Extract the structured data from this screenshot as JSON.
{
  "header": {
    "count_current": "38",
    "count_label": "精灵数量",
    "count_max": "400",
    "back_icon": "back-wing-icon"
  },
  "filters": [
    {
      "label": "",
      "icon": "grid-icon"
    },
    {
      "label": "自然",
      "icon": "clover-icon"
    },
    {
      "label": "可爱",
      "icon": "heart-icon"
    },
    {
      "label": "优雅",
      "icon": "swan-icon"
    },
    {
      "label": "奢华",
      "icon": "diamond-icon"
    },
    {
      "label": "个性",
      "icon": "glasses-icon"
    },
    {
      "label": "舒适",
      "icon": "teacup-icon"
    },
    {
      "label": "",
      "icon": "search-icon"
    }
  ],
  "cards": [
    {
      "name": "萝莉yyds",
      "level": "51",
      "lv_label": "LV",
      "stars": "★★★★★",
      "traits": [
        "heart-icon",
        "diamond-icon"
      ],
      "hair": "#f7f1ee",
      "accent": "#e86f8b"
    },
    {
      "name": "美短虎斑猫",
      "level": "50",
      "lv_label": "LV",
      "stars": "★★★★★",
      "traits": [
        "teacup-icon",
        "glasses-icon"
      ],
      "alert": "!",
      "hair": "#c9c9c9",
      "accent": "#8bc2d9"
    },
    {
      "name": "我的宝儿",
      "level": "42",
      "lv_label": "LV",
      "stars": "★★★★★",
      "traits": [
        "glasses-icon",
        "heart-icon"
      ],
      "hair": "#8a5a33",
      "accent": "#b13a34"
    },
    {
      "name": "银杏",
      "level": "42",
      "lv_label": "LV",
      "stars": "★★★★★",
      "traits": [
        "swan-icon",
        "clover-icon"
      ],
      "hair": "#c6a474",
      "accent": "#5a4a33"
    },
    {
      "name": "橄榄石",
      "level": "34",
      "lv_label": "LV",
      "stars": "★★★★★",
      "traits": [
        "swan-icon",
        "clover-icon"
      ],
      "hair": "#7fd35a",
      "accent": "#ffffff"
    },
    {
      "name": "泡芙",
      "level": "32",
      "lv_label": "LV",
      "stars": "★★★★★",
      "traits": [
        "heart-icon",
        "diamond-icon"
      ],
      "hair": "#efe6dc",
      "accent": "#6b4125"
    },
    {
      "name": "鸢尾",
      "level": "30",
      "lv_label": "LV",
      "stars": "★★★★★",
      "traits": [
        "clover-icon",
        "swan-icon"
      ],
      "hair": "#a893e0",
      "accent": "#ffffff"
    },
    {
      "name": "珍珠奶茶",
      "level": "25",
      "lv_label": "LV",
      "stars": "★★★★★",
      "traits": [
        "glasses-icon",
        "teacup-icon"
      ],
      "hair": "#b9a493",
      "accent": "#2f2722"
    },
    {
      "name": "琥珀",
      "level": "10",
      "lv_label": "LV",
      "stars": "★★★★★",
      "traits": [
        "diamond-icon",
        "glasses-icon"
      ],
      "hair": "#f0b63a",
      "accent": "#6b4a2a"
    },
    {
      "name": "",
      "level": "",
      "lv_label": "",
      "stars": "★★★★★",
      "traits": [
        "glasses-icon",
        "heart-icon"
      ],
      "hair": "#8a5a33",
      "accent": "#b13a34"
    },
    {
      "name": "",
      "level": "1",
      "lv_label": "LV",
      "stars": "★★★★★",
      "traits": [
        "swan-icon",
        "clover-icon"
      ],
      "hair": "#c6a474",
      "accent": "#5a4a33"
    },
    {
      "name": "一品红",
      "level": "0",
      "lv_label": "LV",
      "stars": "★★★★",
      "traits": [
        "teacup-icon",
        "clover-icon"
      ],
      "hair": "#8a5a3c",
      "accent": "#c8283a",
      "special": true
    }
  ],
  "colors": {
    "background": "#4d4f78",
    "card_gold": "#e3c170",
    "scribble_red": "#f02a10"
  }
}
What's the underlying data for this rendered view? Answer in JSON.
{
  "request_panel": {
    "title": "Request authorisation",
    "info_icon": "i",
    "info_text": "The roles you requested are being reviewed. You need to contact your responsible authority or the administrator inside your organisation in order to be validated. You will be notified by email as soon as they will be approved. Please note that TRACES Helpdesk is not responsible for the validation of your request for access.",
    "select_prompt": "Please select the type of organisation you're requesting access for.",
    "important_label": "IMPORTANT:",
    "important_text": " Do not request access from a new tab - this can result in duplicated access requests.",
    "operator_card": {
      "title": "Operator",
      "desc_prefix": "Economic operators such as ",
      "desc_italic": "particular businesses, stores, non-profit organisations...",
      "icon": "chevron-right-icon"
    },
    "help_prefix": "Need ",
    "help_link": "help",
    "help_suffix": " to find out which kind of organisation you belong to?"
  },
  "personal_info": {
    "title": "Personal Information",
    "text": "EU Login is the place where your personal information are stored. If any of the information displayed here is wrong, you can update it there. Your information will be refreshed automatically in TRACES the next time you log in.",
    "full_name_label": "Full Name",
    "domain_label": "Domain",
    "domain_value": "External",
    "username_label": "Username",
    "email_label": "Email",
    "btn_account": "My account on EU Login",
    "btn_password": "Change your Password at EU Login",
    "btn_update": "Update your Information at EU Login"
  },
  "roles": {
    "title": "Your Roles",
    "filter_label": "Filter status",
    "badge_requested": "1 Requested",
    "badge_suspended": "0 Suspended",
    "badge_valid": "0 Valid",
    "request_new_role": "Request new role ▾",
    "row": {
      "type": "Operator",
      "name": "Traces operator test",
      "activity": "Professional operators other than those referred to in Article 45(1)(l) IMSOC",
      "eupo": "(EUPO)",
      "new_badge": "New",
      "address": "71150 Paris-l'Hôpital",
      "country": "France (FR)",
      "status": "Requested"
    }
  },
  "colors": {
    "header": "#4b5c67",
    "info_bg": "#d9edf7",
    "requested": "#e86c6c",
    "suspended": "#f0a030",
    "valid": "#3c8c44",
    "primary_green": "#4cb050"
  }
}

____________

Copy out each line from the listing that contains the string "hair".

Response area:
      "hair": "#f7f1ee",
      "hair": "#c9c9c9",
      "hair": "#8a5a33",
      "hair": "#c6a474",
      "hair": "#7fd35a",
      "hair": "#efe6dc",
      "hair": "#a893e0",
      "hair": "#b9a493",
      "hair": "#f0b63a",
      "hair": "#8a5a33",
      "hair": "#c6a474",
      "hair": "#8a5a3c",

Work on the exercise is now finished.